__TASK BRIEF__
Which lines below contain "JSON"? Pull them out.

[INFORMATION SHOWN — start]

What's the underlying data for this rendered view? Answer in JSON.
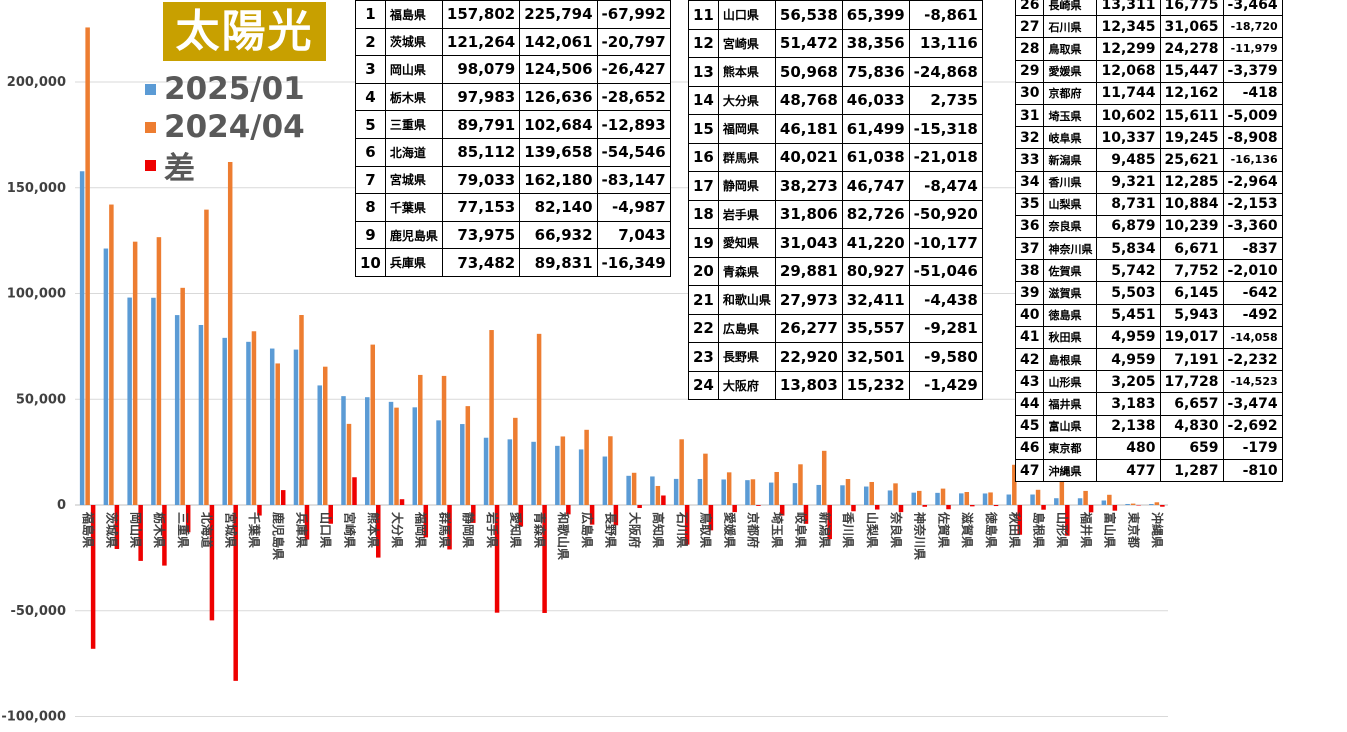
{
  "title": "太陽光",
  "colors": {
    "s2025": "#5b9bd5",
    "s2024": "#ed7d31",
    "diff": "#ee0000",
    "title_bg": "#c8a000"
  },
  "legend": [
    {
      "label": "2025/01",
      "color": "#5b9bd5"
    },
    {
      "label": "2024/04",
      "color": "#ed7d31"
    },
    {
      "label": "差",
      "color": "#ee0000"
    }
  ],
  "chart_data": {
    "type": "bar",
    "title": "太陽光",
    "ylim": [
      -100000,
      225000
    ],
    "yticks": [
      -100000,
      -50000,
      0,
      50000,
      100000,
      150000,
      200000
    ],
    "ytick_labels": [
      "-100,000",
      "-50,000",
      "0",
      "50,000",
      "100,000",
      "150,000",
      "200,000"
    ],
    "legend_position": "top-left",
    "categories": [
      "福島県",
      "茨城県",
      "岡山県",
      "栃木県",
      "三重県",
      "北海道",
      "宮城県",
      "千葉県",
      "鹿児島県",
      "兵庫県",
      "山口県",
      "宮崎県",
      "熊本県",
      "大分県",
      "福岡県",
      "群馬県",
      "静岡県",
      "岩手県",
      "愛知県",
      "青森県",
      "和歌山県",
      "広島県",
      "長野県",
      "大阪府",
      "高知県",
      "石川県",
      "鳥取県",
      "愛媛県",
      "京都府",
      "埼玉県",
      "岐阜県",
      "新潟県",
      "香川県",
      "山梨県",
      "奈良県",
      "神奈川県",
      "佐賀県",
      "滋賀県",
      "徳島県",
      "秋田県",
      "島根県",
      "山形県",
      "福井県",
      "富山県",
      "東京都",
      "沖縄県"
    ],
    "series": [
      {
        "name": "2025/01",
        "values": [
          157802,
          121264,
          98079,
          97983,
          89791,
          85112,
          79033,
          77153,
          73975,
          73482,
          56538,
          51472,
          50968,
          48768,
          46181,
          40021,
          38273,
          31806,
          31043,
          29881,
          27973,
          26277,
          22920,
          13803,
          13500,
          12345,
          12299,
          12068,
          11744,
          10602,
          10337,
          9485,
          9321,
          8731,
          6879,
          5834,
          5742,
          5503,
          5451,
          4959,
          4959,
          3205,
          3183,
          2138,
          480,
          477
        ]
      },
      {
        "name": "2024/04",
        "values": [
          225794,
          142061,
          124506,
          126636,
          102684,
          139658,
          162180,
          82140,
          66932,
          89831,
          65399,
          38356,
          75836,
          46033,
          61499,
          61038,
          46747,
          82726,
          41220,
          80927,
          32411,
          35557,
          32501,
          15232,
          9000,
          31065,
          24278,
          15447,
          12162,
          15611,
          19245,
          25621,
          12285,
          10884,
          10239,
          6671,
          7752,
          6145,
          5943,
          19017,
          7191,
          17728,
          6657,
          4830,
          659,
          1287
        ]
      },
      {
        "name": "差",
        "values": [
          -67992,
          -20797,
          -26427,
          -28652,
          -12893,
          -54546,
          -83147,
          -4987,
          7043,
          -16349,
          -8861,
          13116,
          -24868,
          2735,
          -15318,
          -21018,
          -8474,
          -50920,
          -10177,
          -51046,
          -4438,
          -9281,
          -9580,
          -1429,
          4500,
          -18720,
          -11979,
          -3379,
          -418,
          -5009,
          -8908,
          -16136,
          -2964,
          -2153,
          -3360,
          -837,
          -2010,
          -642,
          -492,
          -14058,
          -2232,
          -14523,
          -3474,
          -2692,
          -179,
          -810
        ]
      }
    ]
  },
  "table1": [
    [
      "1",
      "福島県",
      "157,802",
      "225,794",
      "-67,992"
    ],
    [
      "2",
      "茨城県",
      "121,264",
      "142,061",
      "-20,797"
    ],
    [
      "3",
      "岡山県",
      "98,079",
      "124,506",
      "-26,427"
    ],
    [
      "4",
      "栃木県",
      "97,983",
      "126,636",
      "-28,652"
    ],
    [
      "5",
      "三重県",
      "89,791",
      "102,684",
      "-12,893"
    ],
    [
      "6",
      "北海道",
      "85,112",
      "139,658",
      "-54,546"
    ],
    [
      "7",
      "宮城県",
      "79,033",
      "162,180",
      "-83,147"
    ],
    [
      "8",
      "千葉県",
      "77,153",
      "82,140",
      "-4,987"
    ],
    [
      "9",
      "鹿児島県",
      "73,975",
      "66,932",
      "7,043"
    ],
    [
      "10",
      "兵庫県",
      "73,482",
      "89,831",
      "-16,349"
    ]
  ],
  "table2": [
    [
      "11",
      "山口県",
      "56,538",
      "65,399",
      "-8,861"
    ],
    [
      "12",
      "宮崎県",
      "51,472",
      "38,356",
      "13,116"
    ],
    [
      "13",
      "熊本県",
      "50,968",
      "75,836",
      "-24,868"
    ],
    [
      "14",
      "大分県",
      "48,768",
      "46,033",
      "2,735"
    ],
    [
      "15",
      "福岡県",
      "46,181",
      "61,499",
      "-15,318"
    ],
    [
      "16",
      "群馬県",
      "40,021",
      "61,038",
      "-21,018"
    ],
    [
      "17",
      "静岡県",
      "38,273",
      "46,747",
      "-8,474"
    ],
    [
      "18",
      "岩手県",
      "31,806",
      "82,726",
      "-50,920"
    ],
    [
      "19",
      "愛知県",
      "31,043",
      "41,220",
      "-10,177"
    ],
    [
      "20",
      "青森県",
      "29,881",
      "80,927",
      "-51,046"
    ],
    [
      "21",
      "和歌山県",
      "27,973",
      "32,411",
      "-4,438"
    ],
    [
      "22",
      "広島県",
      "26,277",
      "35,557",
      "-9,281"
    ],
    [
      "23",
      "長野県",
      "22,920",
      "32,501",
      "-9,580"
    ],
    [
      "24",
      "大阪府",
      "13,803",
      "15,232",
      "-1,429"
    ]
  ],
  "table3": [
    [
      "26",
      "長崎県",
      "13,311",
      "16,775",
      "-3,464"
    ],
    [
      "27",
      "石川県",
      "12,345",
      "31,065",
      "-18,720"
    ],
    [
      "28",
      "鳥取県",
      "12,299",
      "24,278",
      "-11,979"
    ],
    [
      "29",
      "愛媛県",
      "12,068",
      "15,447",
      "-3,379"
    ],
    [
      "30",
      "京都府",
      "11,744",
      "12,162",
      "-418"
    ],
    [
      "31",
      "埼玉県",
      "10,602",
      "15,611",
      "-5,009"
    ],
    [
      "32",
      "岐阜県",
      "10,337",
      "19,245",
      "-8,908"
    ],
    [
      "33",
      "新潟県",
      "9,485",
      "25,621",
      "-16,136"
    ],
    [
      "34",
      "香川県",
      "9,321",
      "12,285",
      "-2,964"
    ],
    [
      "35",
      "山梨県",
      "8,731",
      "10,884",
      "-2,153"
    ],
    [
      "36",
      "奈良県",
      "6,879",
      "10,239",
      "-3,360"
    ],
    [
      "37",
      "神奈川県",
      "5,834",
      "6,671",
      "-837"
    ],
    [
      "38",
      "佐賀県",
      "5,742",
      "7,752",
      "-2,010"
    ],
    [
      "39",
      "滋賀県",
      "5,503",
      "6,145",
      "-642"
    ],
    [
      "40",
      "徳島県",
      "5,451",
      "5,943",
      "-492"
    ],
    [
      "41",
      "秋田県",
      "4,959",
      "19,017",
      "-14,058"
    ],
    [
      "42",
      "島根県",
      "4,959",
      "7,191",
      "-2,232"
    ],
    [
      "43",
      "山形県",
      "3,205",
      "17,728",
      "-14,523"
    ],
    [
      "44",
      "福井県",
      "3,183",
      "6,657",
      "-3,474"
    ],
    [
      "45",
      "富山県",
      "2,138",
      "4,830",
      "-2,692"
    ],
    [
      "46",
      "東京都",
      "480",
      "659",
      "-179"
    ],
    [
      "47",
      "沖縄県",
      "477",
      "1,287",
      "-810"
    ]
  ]
}
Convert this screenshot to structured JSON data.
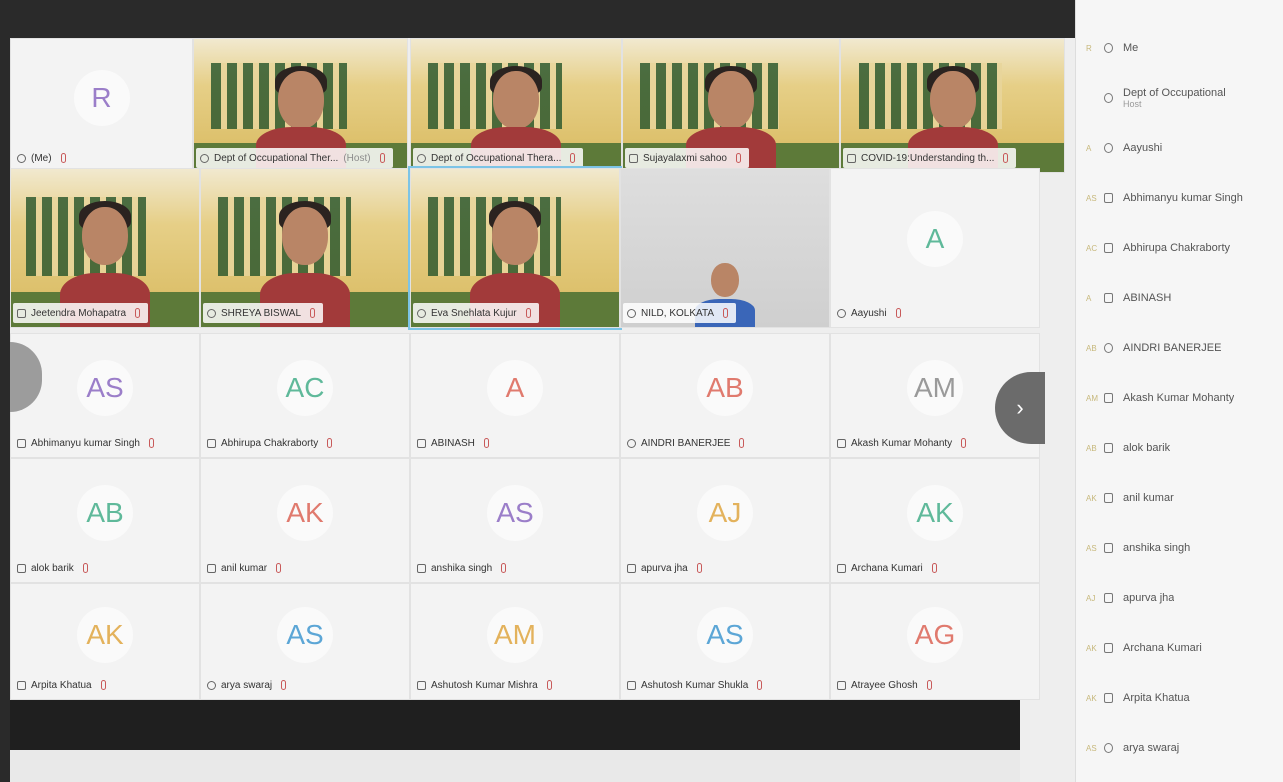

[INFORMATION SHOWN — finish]

__SOLUTION FOR THIS EXERCISE__
What's the underlying data for this rendered view? Answer in JSON.
Convert this screenshot to structured JSON data.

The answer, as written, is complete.